Feb. 20, 2007
Hey kids, want to see a R-rated movie? Whats that? Your parents wont take you to see and the video clerk wont rent it to you because youre under age? No problem. Just get the movie from your local librarian.
Libraries in Johnson County will let anyone, regardless of age, check out an R-rated movie. This news surprised Sally O'Rear. She found out the hard way. She saw her 13-year-old daughter with the movie.
ORear said, I want people to know you can go out there to the library and check these out. I want to be that voice to say, 'Hey parents wake up. Look this is what's going on.'"
For O'Rear, it is not so much that the movies are available. She wants the staff to help monitor what kids are doing inside the library. She said, I feel the parents should keep an eye also, but I feel the library needs to put up notification."
North Liberty librarys assistant director Jennie Garner said, We can't be baby sitters. We can't monitor everyone's age." Library staff will tell you blocking kids from any material at the library is unconstitutional.
Garner said, Anyone, including minors, has the right to access any materials under the First amendment."

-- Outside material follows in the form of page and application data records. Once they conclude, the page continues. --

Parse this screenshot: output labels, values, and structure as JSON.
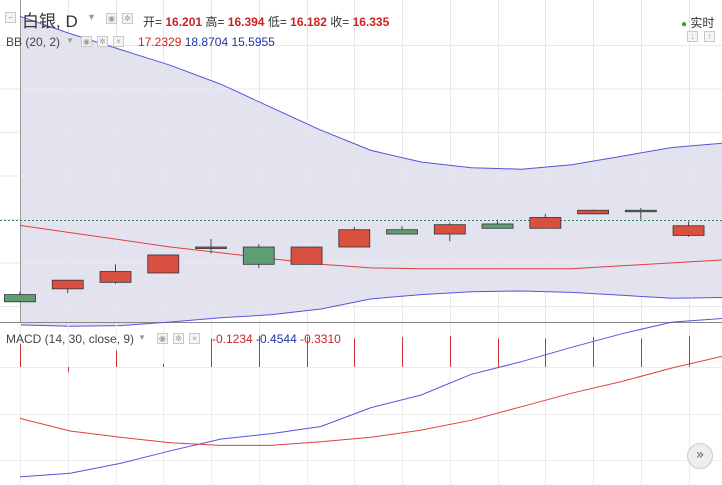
{
  "header": {
    "symbol": "白银",
    "separator": ",",
    "period": "D",
    "open_label": "开=",
    "open_value": "16.201",
    "high_label": "高=",
    "high_value": "16.394",
    "low_label": "低=",
    "low_value": "16.182",
    "close_label": "收=",
    "close_value": "16.335",
    "realtime_label": "实时"
  },
  "bb": {
    "label": "BB (20, 2)",
    "middle": "17.2329",
    "upper": "18.8704",
    "lower": "15.5955"
  },
  "macd": {
    "label": "MACD (14, 30, close, 9)",
    "histogram": "-0.1234",
    "macd": "-0.4544",
    "signal": "-0.3310"
  },
  "colors": {
    "up": "#d95040",
    "down": "#5e9e72",
    "bb_band": "#5555dd",
    "bb_mid": "#e04040",
    "macd_line": "#5555dd",
    "signal_line": "#e04040",
    "hist": "#cc3333",
    "band_fill": "#e3e3ef",
    "value_red": "#cc2222",
    "value_blue": "#2233aa",
    "live_dot": "#22aa44"
  },
  "chart_data": [
    {
      "type": "candlestick",
      "title": "白银, D",
      "ylim": [
        15.0,
        19.3
      ],
      "candles": [
        {
          "open": 15.38,
          "high": 15.42,
          "low": 15.28,
          "close": 15.28
        },
        {
          "open": 15.46,
          "high": 15.52,
          "low": 15.4,
          "close": 15.58
        },
        {
          "open": 15.55,
          "high": 15.8,
          "low": 15.53,
          "close": 15.7
        },
        {
          "open": 15.68,
          "high": 15.93,
          "low": 15.68,
          "close": 15.93
        },
        {
          "open": 16.02,
          "high": 16.15,
          "low": 15.95,
          "close": 16.04
        },
        {
          "open": 16.04,
          "high": 16.08,
          "low": 15.75,
          "close": 15.8
        },
        {
          "open": 15.8,
          "high": 16.04,
          "low": 15.8,
          "close": 16.04
        },
        {
          "open": 16.04,
          "high": 16.32,
          "low": 16.04,
          "close": 16.28
        },
        {
          "open": 16.28,
          "high": 16.33,
          "low": 16.22,
          "close": 16.22
        },
        {
          "open": 16.22,
          "high": 16.38,
          "low": 16.12,
          "close": 16.35
        },
        {
          "open": 16.36,
          "high": 16.42,
          "low": 16.3,
          "close": 16.3
        },
        {
          "open": 16.3,
          "high": 16.5,
          "low": 16.3,
          "close": 16.45
        },
        {
          "open": 16.5,
          "high": 16.56,
          "low": 16.5,
          "close": 16.55
        },
        {
          "open": 16.55,
          "high": 16.58,
          "low": 16.42,
          "close": 16.54
        },
        {
          "open": 16.201,
          "high": 16.394,
          "low": 16.182,
          "close": 16.335
        }
      ],
      "bb_upper": [
        19.24,
        19.0,
        18.78,
        18.56,
        18.3,
        17.98,
        17.66,
        17.38,
        17.22,
        17.14,
        17.12,
        17.18,
        17.3,
        17.42,
        17.48
      ],
      "bb_middle": [
        16.34,
        16.24,
        16.14,
        16.04,
        15.96,
        15.88,
        15.8,
        15.75,
        15.74,
        15.74,
        15.74,
        15.74,
        15.78,
        15.82,
        15.86
      ],
      "bb_lower": [
        14.96,
        14.94,
        14.95,
        15.0,
        15.06,
        15.1,
        15.18,
        15.32,
        15.38,
        15.42,
        15.43,
        15.41,
        15.37,
        15.33,
        15.34
      ],
      "last_price": 16.42
    },
    {
      "type": "line",
      "title": "MACD (14, 30, close, 9)",
      "ylim": [
        -1.35,
        0.45
      ],
      "series": [
        {
          "name": "MACD",
          "values": [
            -1.26,
            -1.22,
            -1.11,
            -0.97,
            -0.84,
            -0.78,
            -0.7,
            -0.49,
            -0.35,
            -0.12,
            0.02,
            0.18,
            0.33,
            0.46,
            0.5
          ]
        },
        {
          "name": "Signal",
          "values": [
            -0.61,
            -0.75,
            -0.82,
            -0.88,
            -0.91,
            -0.91,
            -0.87,
            -0.82,
            -0.74,
            -0.63,
            -0.48,
            -0.33,
            -0.2,
            -0.05,
            0.08
          ]
        }
      ],
      "histogram": [
        0.45,
        -0.1,
        0.32,
        0.06,
        0.55,
        0.6,
        0.58,
        0.55,
        0.58,
        0.6,
        0.55,
        0.55,
        0.58,
        0.55,
        0.6
      ]
    }
  ]
}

The American Library Association's website offers a "sample answer" that librarians can give when parents ask about such policies:
Kids can't rent R-rated movies at the video store, or buy Playboy at the newsstand. Why won't you use the same common sense restrictions at my public library?
* Those types of rating systems are voluntary, and libraries make them available to assist parents and others in making decisions for their families and themselves. As librarians, we strongly encourage parents to take an active role in monitoring what their children see and view, but as public employees, it's not appropriate for librarians to make those decisions for them.